time, there were others which might have struck the minds of the listeners with great force under the peculiar circumstances that evoked them, but which, when these circumstances were forgotten, became trivial and almost unintelligible. A few verses sung by warriors on the eve of a great battle would, if that battle ended in victory, assume a charm quite independent of their poetic merit. They would be repeated in memory of the heroes who conquered, and of the gods who granted victory. But when the heroes, and the gods, and the victory were all forgotten, the song of victory and thanksgiving would often survive as a relic of the past, though almost unintelligible to later generations.
Even a single ceremonial act, performed at the time of a famine or an inundation, and apparently attended with a sudden and almost miraculous success, might often be preserved in the liturgical code of a family or a tribe with a superstitious awe entirely beyond our understanding. It might be repeated for some time on similar emergencies, till when it had failed again and again it survived only as a superstitious custom in the memory of priests and poets.

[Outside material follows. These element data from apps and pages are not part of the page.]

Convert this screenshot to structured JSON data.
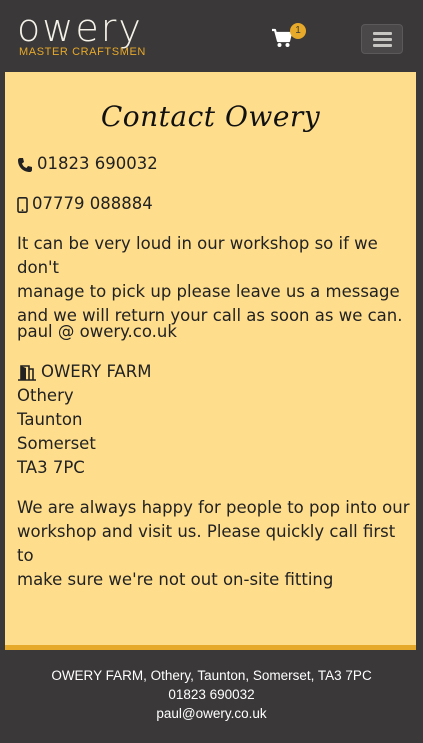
{
  "header": {
    "logo_word": "owery",
    "logo_tagline": "MASTER CRAFTSMEN",
    "cart_count": "1",
    "icons": {
      "cart": "cart-icon",
      "menu": "hamburger-menu-icon"
    },
    "colors": {
      "bar": "#3a3838",
      "accent": "#e7a92a"
    }
  },
  "contact": {
    "title": "Contact Owery",
    "phone": "01823 690032",
    "mobile": "07779 088884",
    "loud_note": [
      "It can be very loud in our workshop so if we don't",
      "manage to pick up please leave us a message",
      "and we will return your call as soon as we can."
    ],
    "email": "paul @ owery.co.uk",
    "address": [
      "OWERY FARM",
      "Othery",
      "Taunton",
      "Somerset",
      "TA3 7PC"
    ],
    "visit_note": [
      "We are always happy for people to pop into our",
      "workshop and visit us. Please quickly call first to",
      "make sure we're not out on-site fitting"
    ],
    "icons": {
      "phone": "phone-icon",
      "mobile": "mobile-phone-icon",
      "address": "door-open-icon"
    },
    "colors": {
      "panel": "#fedd8c"
    }
  },
  "footer": {
    "address": "OWERY FARM, Othery, Taunton, Somerset, TA3 7PC",
    "phone": "01823 690032",
    "email": "paul@owery.co.uk"
  }
}
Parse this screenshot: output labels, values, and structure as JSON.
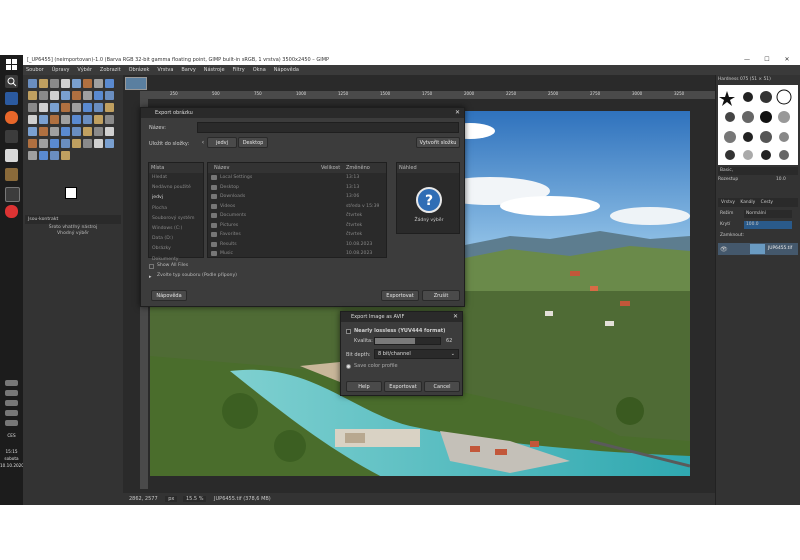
{
  "window": {
    "title": "[_UP6455] (neimportovan)-1.0 (Barva RGB 32-bit gamma floating point, GIMP built-in sRGB, 1 vrstva) 3500x2450 – GIMP",
    "min": "—",
    "max": "☐",
    "close": "✕"
  },
  "menu": [
    "Soubor",
    "Úpravy",
    "Výběr",
    "Zobrazit",
    "Obrázek",
    "Vrstva",
    "Barvy",
    "Nástroje",
    "Filtry",
    "Okna",
    "Nápověda"
  ],
  "toolbox": {
    "label_line1": "Šroto vhatřný nástroj",
    "label_line2": "Vhodný výběr",
    "tab_label": "Jsou-kontrakt"
  },
  "taskbar": {
    "lang": "CES",
    "time": "15:15",
    "day": "sobota",
    "date": "10.10.2020"
  },
  "ruler_ticks": [
    "250",
    "500",
    "750",
    "1000",
    "1250",
    "1500",
    "1750",
    "2000",
    "2250",
    "2500",
    "2750",
    "3000",
    "3250"
  ],
  "statusbar": {
    "coords": "2862, 2577",
    "unit": "px",
    "zoom": "15.5 %",
    "file": "JUP6455.tif (378,6 MB)"
  },
  "dock": {
    "brushes_title": "Hardness 075 (51 × 51)",
    "brush_name": "Basic,",
    "spacing_label": "Rozestup",
    "spacing_value": "10.0",
    "tabs": [
      "Vrstvy",
      "Kanály",
      "Cesty"
    ],
    "mode_label": "Režim",
    "mode_value": "Normální",
    "opacity_label": "Krytí",
    "opacity_value": "100.0",
    "lock_label": "Zamknout:",
    "layer_name": "JUP6455.tif"
  },
  "export_dialog": {
    "title": "Export obrázku",
    "name_label": "Název:",
    "name_value": "",
    "save_in_label": "Uložit do složky:",
    "path": [
      "jedvj",
      "Desktop"
    ],
    "create_folder": "Vytvořit složku",
    "places_header": "Místa",
    "places": [
      "Hledat",
      "Nedávno použité",
      "jedvj",
      "Plocha",
      "Souborový systém",
      "Windows (C:)",
      "Data (D:)",
      "Obrázky",
      "Dokumenty"
    ],
    "columns": [
      "Název",
      "Velikost",
      "Změněno"
    ],
    "files": [
      {
        "name": "Local Settings",
        "size": "",
        "date": "13:13"
      },
      {
        "name": "Desktop",
        "size": "",
        "date": "13:13"
      },
      {
        "name": "Downloads",
        "size": "",
        "date": "13:06"
      },
      {
        "name": "Videos",
        "size": "",
        "date": "středa v 15:39"
      },
      {
        "name": "Documents",
        "size": "",
        "date": "čtvrtek"
      },
      {
        "name": "Pictures",
        "size": "",
        "date": "čtvrtek"
      },
      {
        "name": "Favorites",
        "size": "",
        "date": "čtvrtek"
      },
      {
        "name": "Results",
        "size": "",
        "date": "10.08.2023"
      },
      {
        "name": "Music",
        "size": "",
        "date": "10.08.2023"
      }
    ],
    "preview_header": "Náhled",
    "preview_text": "Žádný výběr",
    "show_all": "Show All Files",
    "file_type": "Zvolte typ souboru (Podle přípony)",
    "help": "Nápověda",
    "export": "Exportovat",
    "cancel": "Zrušit"
  },
  "avif_dialog": {
    "title": "Export Image as AVIF",
    "lossless": "Nearly lossless (YUV444 format)",
    "quality_label": "Kvalita:",
    "quality_value": "62",
    "quality_fraction": 0.62,
    "bit_depth_label": "Bit depth:",
    "bit_depth_value": "8 bit/channel",
    "save_profile": "Save color profile",
    "help": "Help",
    "export": "Exportovat",
    "cancel": "Cancel"
  },
  "colors": {
    "sky": "#3f86c9",
    "water": "#3fb6b8",
    "vegetation": "#4f7a2e",
    "panel": "#3c3c3c",
    "accent": "#2f6db5"
  }
}
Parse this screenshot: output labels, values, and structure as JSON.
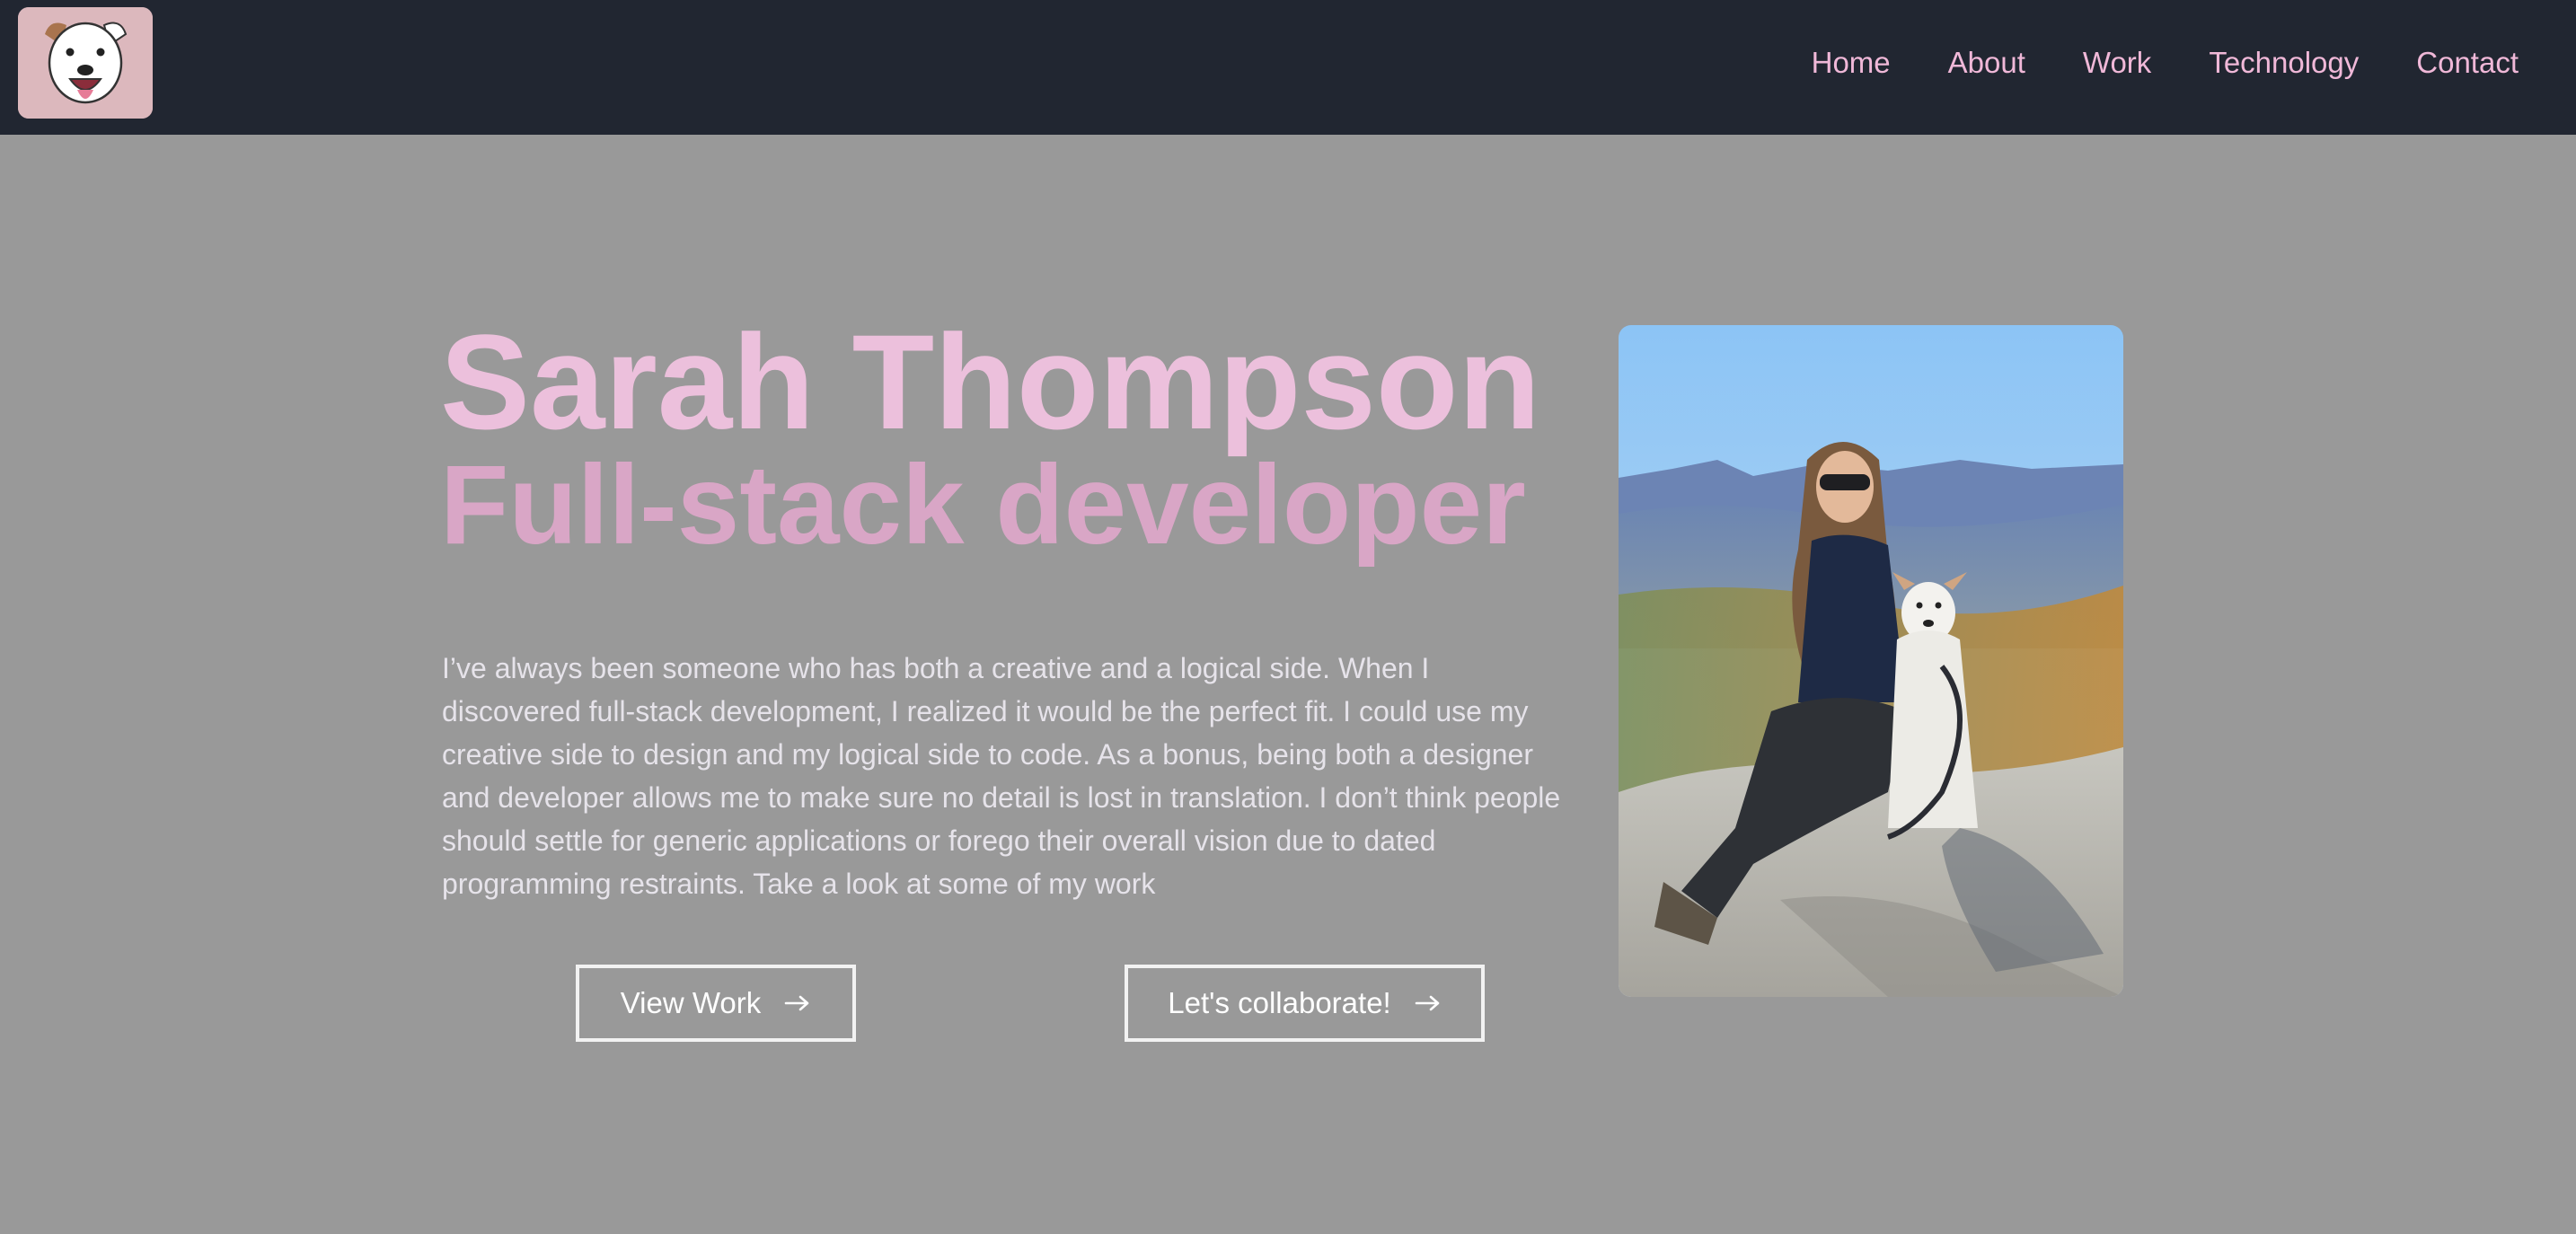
{
  "nav": {
    "logo_icon": "dog-face-icon",
    "links": [
      {
        "label": "Home"
      },
      {
        "label": "About"
      },
      {
        "label": "Work"
      },
      {
        "label": "Technology"
      },
      {
        "label": "Contact"
      }
    ]
  },
  "hero": {
    "name": "Sarah Thompson",
    "role": "Full-stack developer",
    "bio": "I’ve always been someone who has both a creative and a logical side. When I discovered full-stack development, I realized it would be the perfect fit. I could use my creative side to design and my logical side to code. As a bonus, being both a designer and developer allows me to make sure no detail is lost in translation. I don’t think people should settle for generic applications or forego their overall vision due to dated programming restraints. Take a look at some of my work",
    "buttons": {
      "view_work": "View Work",
      "collaborate": "Let's collaborate!",
      "arrow_icon": "arrow-right-icon"
    }
  },
  "colors": {
    "nav_bg": "#212631",
    "page_bg": "#999999",
    "nav_link": "#f0b8d8",
    "name": "#ecc0dc",
    "role": "#d9a6c6",
    "bio_text": "#e6e3ea"
  }
}
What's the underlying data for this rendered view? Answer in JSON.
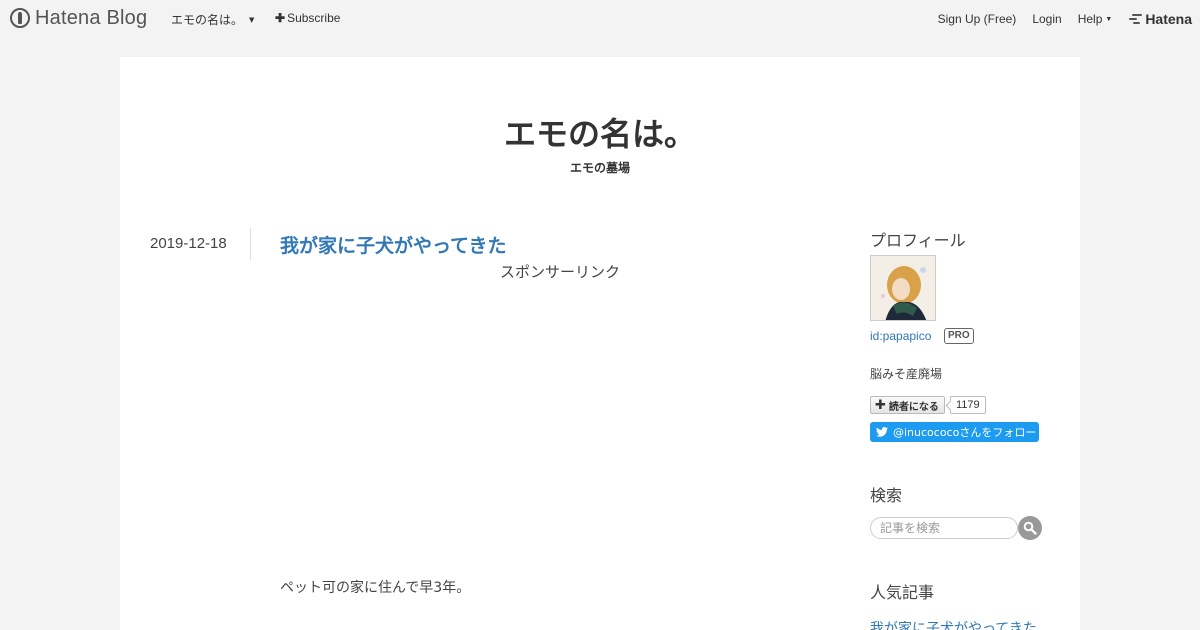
{
  "topbar": {
    "logo_text": "Hatena Blog",
    "blog_menu_label": "エモの名は。",
    "subscribe_label": "Subscribe",
    "signup_label": "Sign Up (Free)",
    "login_label": "Login",
    "help_label": "Help",
    "hatena_label": "Hatena"
  },
  "blog": {
    "title": "エモの名は。",
    "description": "エモの墓場"
  },
  "entry": {
    "date": "2019-12-18",
    "title": "我が家に子犬がやってきた",
    "sponsored_label": "スポンサーリンク",
    "body_first_line": "ペット可の家に住んで早3年。"
  },
  "sidebar": {
    "profile": {
      "heading": "プロフィール",
      "user_id": "id:papapico",
      "pro_badge": "PRO",
      "blog_nickname": "脳みそ産廃場",
      "reader_button_label": "読者になる",
      "reader_count": "1179",
      "twitter_follow_label": "@inucococoさんをフォロー"
    },
    "search": {
      "heading": "検索",
      "placeholder": "記事を検索"
    },
    "popular": {
      "heading": "人気記事",
      "items": [
        "我が家に子犬がやってきた"
      ]
    }
  },
  "colors": {
    "background": "#f3f3f3",
    "link": "#3278b6",
    "twitter": "#1d9bf0"
  }
}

Further, it should be remembered that in ancient as in modern times, the utterances of men who had once gained a certain prestige, would often receive attention far beyond their merits, so that in many a family or tribe the sayings and teachings of one man, who had once in his youth or manhood uttered words of inspired wisdom, would all be handed down together, without any attempt to separate the grain from the chaff.